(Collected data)

----------

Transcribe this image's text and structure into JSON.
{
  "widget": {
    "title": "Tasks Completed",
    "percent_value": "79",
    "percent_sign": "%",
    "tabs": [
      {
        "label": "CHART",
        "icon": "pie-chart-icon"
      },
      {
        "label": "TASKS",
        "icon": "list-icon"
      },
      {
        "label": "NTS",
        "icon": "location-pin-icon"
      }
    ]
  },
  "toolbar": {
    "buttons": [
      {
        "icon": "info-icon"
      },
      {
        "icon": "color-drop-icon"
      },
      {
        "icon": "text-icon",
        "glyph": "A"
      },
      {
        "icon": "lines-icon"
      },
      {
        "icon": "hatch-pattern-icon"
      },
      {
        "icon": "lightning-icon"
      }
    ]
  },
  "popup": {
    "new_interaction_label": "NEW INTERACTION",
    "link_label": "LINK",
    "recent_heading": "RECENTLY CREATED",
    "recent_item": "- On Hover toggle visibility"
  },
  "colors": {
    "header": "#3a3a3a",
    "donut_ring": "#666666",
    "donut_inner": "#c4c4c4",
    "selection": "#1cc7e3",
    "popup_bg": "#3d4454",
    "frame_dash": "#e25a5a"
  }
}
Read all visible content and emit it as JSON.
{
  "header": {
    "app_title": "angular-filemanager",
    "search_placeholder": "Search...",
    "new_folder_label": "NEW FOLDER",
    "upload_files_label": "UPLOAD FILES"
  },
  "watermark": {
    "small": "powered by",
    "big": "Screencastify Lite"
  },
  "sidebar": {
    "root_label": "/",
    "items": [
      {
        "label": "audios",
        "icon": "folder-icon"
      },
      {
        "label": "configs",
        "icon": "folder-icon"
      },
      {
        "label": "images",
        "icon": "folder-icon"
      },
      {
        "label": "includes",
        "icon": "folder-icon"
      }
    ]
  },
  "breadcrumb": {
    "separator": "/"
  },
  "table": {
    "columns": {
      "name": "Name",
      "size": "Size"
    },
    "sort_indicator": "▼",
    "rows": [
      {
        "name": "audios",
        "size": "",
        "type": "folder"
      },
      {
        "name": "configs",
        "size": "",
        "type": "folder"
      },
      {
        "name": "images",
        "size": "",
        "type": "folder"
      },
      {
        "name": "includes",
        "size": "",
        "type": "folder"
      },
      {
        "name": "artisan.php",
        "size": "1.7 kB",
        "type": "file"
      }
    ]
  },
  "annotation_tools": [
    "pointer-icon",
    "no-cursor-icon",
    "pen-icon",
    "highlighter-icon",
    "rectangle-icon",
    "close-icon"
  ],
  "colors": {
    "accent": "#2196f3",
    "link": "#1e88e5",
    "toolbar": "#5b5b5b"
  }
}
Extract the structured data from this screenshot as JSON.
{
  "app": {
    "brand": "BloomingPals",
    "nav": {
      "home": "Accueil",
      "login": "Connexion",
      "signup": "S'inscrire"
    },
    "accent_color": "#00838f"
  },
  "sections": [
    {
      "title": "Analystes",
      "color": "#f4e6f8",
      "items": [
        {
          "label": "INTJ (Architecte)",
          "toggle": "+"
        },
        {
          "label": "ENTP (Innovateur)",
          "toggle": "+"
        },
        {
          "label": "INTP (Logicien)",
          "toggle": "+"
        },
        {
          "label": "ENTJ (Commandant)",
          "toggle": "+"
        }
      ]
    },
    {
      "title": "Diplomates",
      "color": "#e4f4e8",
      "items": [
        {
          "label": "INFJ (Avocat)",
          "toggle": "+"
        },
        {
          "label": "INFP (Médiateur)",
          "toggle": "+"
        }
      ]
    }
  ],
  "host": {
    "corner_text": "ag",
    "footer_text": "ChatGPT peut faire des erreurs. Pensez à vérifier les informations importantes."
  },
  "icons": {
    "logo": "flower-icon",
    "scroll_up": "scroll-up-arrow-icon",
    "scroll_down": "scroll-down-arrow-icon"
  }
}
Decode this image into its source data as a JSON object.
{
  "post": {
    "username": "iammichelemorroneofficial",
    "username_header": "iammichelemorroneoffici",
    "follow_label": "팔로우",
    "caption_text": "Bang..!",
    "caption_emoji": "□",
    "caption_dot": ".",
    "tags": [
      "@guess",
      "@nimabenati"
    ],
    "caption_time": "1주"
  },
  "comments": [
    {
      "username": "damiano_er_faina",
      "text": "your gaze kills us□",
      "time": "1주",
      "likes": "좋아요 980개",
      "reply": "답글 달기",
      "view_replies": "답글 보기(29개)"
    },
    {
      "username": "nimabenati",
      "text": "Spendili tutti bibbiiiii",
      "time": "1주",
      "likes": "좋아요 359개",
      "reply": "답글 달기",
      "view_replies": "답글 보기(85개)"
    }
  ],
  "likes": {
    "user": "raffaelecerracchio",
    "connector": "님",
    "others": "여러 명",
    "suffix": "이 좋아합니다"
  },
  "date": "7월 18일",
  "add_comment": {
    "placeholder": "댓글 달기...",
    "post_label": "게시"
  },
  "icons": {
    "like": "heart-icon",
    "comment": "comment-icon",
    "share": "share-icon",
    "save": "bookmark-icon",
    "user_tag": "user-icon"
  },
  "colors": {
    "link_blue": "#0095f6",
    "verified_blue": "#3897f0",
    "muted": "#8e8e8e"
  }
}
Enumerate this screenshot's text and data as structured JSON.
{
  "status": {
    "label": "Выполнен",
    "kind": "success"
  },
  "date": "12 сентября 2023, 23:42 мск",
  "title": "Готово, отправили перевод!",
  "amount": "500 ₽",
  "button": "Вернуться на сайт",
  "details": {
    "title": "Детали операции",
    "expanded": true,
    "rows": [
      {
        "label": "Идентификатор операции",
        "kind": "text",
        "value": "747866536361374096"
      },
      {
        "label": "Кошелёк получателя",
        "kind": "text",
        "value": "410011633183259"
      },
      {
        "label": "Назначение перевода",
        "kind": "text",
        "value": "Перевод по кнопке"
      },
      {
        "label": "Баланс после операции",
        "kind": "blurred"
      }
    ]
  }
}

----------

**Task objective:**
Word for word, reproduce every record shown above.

**Response:**
Transcribe this image's text and structure into JSON.
{
  "widget": {
    "title": "Tasks Completed",
    "percent_value": "79",
    "percent_sign": "%",
    "tabs": [
      {
        "label": "CHART",
        "icon": "pie-chart-icon"
      },
      {
        "label": "TASKS",
        "icon": "list-icon"
      },
      {
        "label": "NTS",
        "icon": "location-pin-icon"
      }
    ]
  },
  "toolbar": {
    "buttons": [
      {
        "icon": "info-icon"
      },
      {
        "icon": "color-drop-icon"
      },
      {
        "icon": "text-icon",
        "glyph": "A"
      },
      {
        "icon": "lines-icon"
      },
      {
        "icon": "hatch-pattern-icon"
      },
      {
        "icon": "lightning-icon"
      }
    ]
  },
  "popup": {
    "new_interaction_label": "NEW INTERACTION",
    "link_label": "LINK",
    "recent_heading": "RECENTLY CREATED",
    "recent_item": "- On Hover toggle visibility"
  },
  "colors": {
    "header": "#3a3a3a",
    "donut_ring": "#666666",
    "donut_inner": "#c4c4c4",
    "selection": "#1cc7e3",
    "popup_bg": "#3d4454",
    "frame_dash": "#e25a5a"
  }
}
Read all visible content and emit it as JSON.
{
  "header": {
    "app_title": "angular-filemanager",
    "search_placeholder": "Search...",
    "new_folder_label": "NEW FOLDER",
    "upload_files_label": "UPLOAD FILES"
  },
  "watermark": {
    "small": "powered by",
    "big": "Screencastify Lite"
  },
  "sidebar": {
    "root_label": "/",
    "items": [
      {
        "label": "audios",
        "icon": "folder-icon"
      },
      {
        "label": "configs",
        "icon": "folder-icon"
      },
      {
        "label": "images",
        "icon": "folder-icon"
      },
      {
        "label": "includes",
        "icon": "folder-icon"
      }
    ]
  },
  "breadcrumb": {
    "separator": "/"
  },
  "table": {
    "columns": {
      "name": "Name",
      "size": "Size"
    },
    "sort_indicator": "▼",
    "rows": [
      {
        "name": "audios",
        "size": "",
        "type": "folder"
      },
      {
        "name": "configs",
        "size": "",
        "type": "folder"
      },
      {
        "name": "images",
        "size": "",
        "type": "folder"
      },
      {
        "name": "includes",
        "size": "",
        "type": "folder"
      },
      {
        "name": "artisan.php",
        "size": "1.7 kB",
        "type": "file"
      }
    ]
  },
  "annotation_tools": [
    "pointer-icon",
    "no-cursor-icon",
    "pen-icon",
    "highlighter-icon",
    "rectangle-icon",
    "close-icon"
  ],
  "colors": {
    "accent": "#2196f3",
    "link": "#1e88e5",
    "toolbar": "#5b5b5b"
  }
}
Extract the structured data from this screenshot as JSON.
{
  "app": {
    "brand": "BloomingPals",
    "nav": {
      "home": "Accueil",
      "login": "Connexion",
      "signup": "S'inscrire"
    },
    "accent_color": "#00838f"
  },
  "sections": [
    {
      "title": "Analystes",
      "color": "#f4e6f8",
      "items": [
        {
          "label": "INTJ (Architecte)",
          "toggle": "+"
        },
        {
          "label": "ENTP (Innovateur)",
          "toggle": "+"
        },
        {
          "label": "INTP (Logicien)",
          "toggle": "+"
        },
        {
          "label": "ENTJ (Commandant)",
          "toggle": "+"
        }
      ]
    },
    {
      "title": "Diplomates",
      "color": "#e4f4e8",
      "items": [
        {
          "label": "INFJ (Avocat)",
          "toggle": "+"
        },
        {
          "label": "INFP (Médiateur)",
          "toggle": "+"
        }
      ]
    }
  ],
  "host": {
    "corner_text": "ag",
    "footer_text": "ChatGPT peut faire des erreurs. Pensez à vérifier les informations importantes."
  },
  "icons": {
    "logo": "flower-icon",
    "scroll_up": "scroll-up-arrow-icon",
    "scroll_down": "scroll-down-arrow-icon"
  }
}
Decode this image into its source data as a JSON object.
{
  "post": {
    "username": "iammichelemorroneofficial",
    "username_header": "iammichelemorroneoffici",
    "follow_label": "팔로우",
    "caption_text": "Bang..!",
    "caption_emoji": "□",
    "caption_dot": ".",
    "tags": [
      "@guess",
      "@nimabenati"
    ],
    "caption_time": "1주"
  },
  "comments": [
    {
      "username": "damiano_er_faina",
      "text": "your gaze kills us□",
      "time": "1주",
      "likes": "좋아요 980개",
      "reply": "답글 달기",
      "view_replies": "답글 보기(29개)"
    },
    {
      "username": "nimabenati",
      "text": "Spendili tutti bibbiiiii",
      "time": "1주",
      "likes": "좋아요 359개",
      "reply": "답글 달기",
      "view_replies": "답글 보기(85개)"
    }
  ],
  "likes": {
    "user": "raffaelecerracchio",
    "connector": "님",
    "others": "여러 명",
    "suffix": "이 좋아합니다"
  },
  "date": "7월 18일",
  "add_comment": {
    "placeholder": "댓글 달기...",
    "post_label": "게시"
  },
  "icons": {
    "like": "heart-icon",
    "comment": "comment-icon",
    "share": "share-icon",
    "save": "bookmark-icon",
    "user_tag": "user-icon"
  },
  "colors": {
    "link_blue": "#0095f6",
    "verified_blue": "#3897f0",
    "muted": "#8e8e8e"
  }
}
Enumerate this screenshot's text and data as structured JSON.
{
  "status": {
    "label": "Выполнен",
    "kind": "success"
  },
  "date": "12 сентября 2023, 23:42 мск",
  "title": "Готово, отправили перевод!",
  "amount": "500 ₽",
  "button": "Вернуться на сайт",
  "details": {
    "title": "Детали операции",
    "expanded": true,
    "rows": [
      {
        "label": "Идентификатор операции",
        "kind": "text",
        "value": "747866536361374096"
      },
      {
        "label": "Кошелёк получателя",
        "kind": "text",
        "value": "410011633183259"
      },
      {
        "label": "Назначение перевода",
        "kind": "text",
        "value": "Перевод по кнопке"
      },
      {
        "label": "Баланс после операции",
        "kind": "blurred"
      }
    ]
  }
}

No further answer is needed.